A few weeks ago a woman I met in a cafe gave me the keys and directions to her house thirty seconds after meeting me. I was shocked. I mean, I would at least have to hide the sex toys. But that’s how people are in the village. They live in this one small world and everyone knows each others secrets anyways so they just have one identity.
I have never been that way. My friends have never been that way. We are fluent in multiple identites, going easily with each other from one stage name who lives in Montana on a ranch (even though you know she really lives in a camper shell on a pick up and came from a commune in Virginia) to the other stage name who lives in Florida and takes care of her family to another name hanging out with the in-laws who think she’s a car salesperson. We change names as we cross state lines.
I read somewhere recently that this is the only culture that makes people have a constant name and identity. Indigenous cultures have always had ways for people to transform, rebirth themselves, become new roles.
I have always been this way. My friends have always been this way, people who can walk through realities with you and love all your identities and never mix them up in public.
Last night I got an email from a guy who saw me after work at a coffee shop. How, I emailed back, thinking maybe I did something stupid like go out in rhinestones and fake lashes and bum clothes. But no, he just saw me and thought, “gee, that looks like a hobo stripper.”
So much for no face pics.
This morning I woke up and took Bro for a walk. The guy on the corner (“HUNGRY VET”) offered me a couple beers. “I don’t drink,” he said, “but when I’m on this corner people give me beer.”
“Yeah. The guy here yesterday had a sign that said Why Lie? I Need A Beer.”
We laugh, Bro gives him a stick, and he gives me some toilet paper and trail mix. It turns out that people give him a lot of stuff he can’t use on this corner. They all assume he has teeth and a bathroom.
“I seen you around,” he says, tossing the stick up in the air for Bro. He’s got crinkly kind eyes, but I haven’t been around. I’ve slept in this neighborhood twice. Five times this whole year.
“Really?” I raise my eyebrows.
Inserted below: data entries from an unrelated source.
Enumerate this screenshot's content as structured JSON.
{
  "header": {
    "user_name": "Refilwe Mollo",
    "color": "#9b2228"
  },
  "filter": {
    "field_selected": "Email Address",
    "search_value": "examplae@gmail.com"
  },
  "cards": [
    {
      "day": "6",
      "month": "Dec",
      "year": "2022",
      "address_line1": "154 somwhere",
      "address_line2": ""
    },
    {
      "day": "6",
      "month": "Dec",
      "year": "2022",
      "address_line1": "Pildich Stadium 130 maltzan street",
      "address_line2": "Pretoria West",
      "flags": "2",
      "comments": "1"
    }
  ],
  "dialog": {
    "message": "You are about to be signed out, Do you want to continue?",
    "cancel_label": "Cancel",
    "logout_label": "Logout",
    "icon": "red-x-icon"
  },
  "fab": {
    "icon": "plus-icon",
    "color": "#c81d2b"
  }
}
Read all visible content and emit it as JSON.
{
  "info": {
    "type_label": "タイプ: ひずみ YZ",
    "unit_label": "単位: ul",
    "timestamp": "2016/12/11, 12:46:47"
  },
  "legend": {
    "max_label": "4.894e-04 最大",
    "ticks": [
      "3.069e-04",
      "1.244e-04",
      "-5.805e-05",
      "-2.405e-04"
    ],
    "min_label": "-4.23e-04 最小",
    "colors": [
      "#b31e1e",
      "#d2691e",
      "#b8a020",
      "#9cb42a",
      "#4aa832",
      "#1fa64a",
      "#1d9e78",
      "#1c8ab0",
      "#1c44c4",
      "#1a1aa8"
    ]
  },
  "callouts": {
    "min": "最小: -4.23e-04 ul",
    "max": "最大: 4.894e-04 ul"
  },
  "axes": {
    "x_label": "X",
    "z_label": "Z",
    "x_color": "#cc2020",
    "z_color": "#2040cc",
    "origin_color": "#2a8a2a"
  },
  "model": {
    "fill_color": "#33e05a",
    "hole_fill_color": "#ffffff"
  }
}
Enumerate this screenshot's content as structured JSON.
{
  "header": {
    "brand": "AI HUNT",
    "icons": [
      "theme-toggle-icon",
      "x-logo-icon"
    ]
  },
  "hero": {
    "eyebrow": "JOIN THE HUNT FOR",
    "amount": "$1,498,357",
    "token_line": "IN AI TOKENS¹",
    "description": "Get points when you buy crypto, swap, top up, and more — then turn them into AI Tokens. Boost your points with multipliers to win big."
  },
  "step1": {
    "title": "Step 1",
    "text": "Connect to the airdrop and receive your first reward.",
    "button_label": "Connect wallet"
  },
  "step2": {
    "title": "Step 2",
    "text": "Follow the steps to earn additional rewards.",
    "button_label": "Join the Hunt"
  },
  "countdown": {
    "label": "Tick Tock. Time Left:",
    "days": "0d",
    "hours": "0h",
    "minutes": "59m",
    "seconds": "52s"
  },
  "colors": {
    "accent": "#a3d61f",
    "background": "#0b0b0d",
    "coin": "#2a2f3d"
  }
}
“Yeah, I see that Astro van parked around, I’m always glad you’ve got this dog watching out for you.”
There is some awful identity mismanagement going on here.
I don’t know how much I care.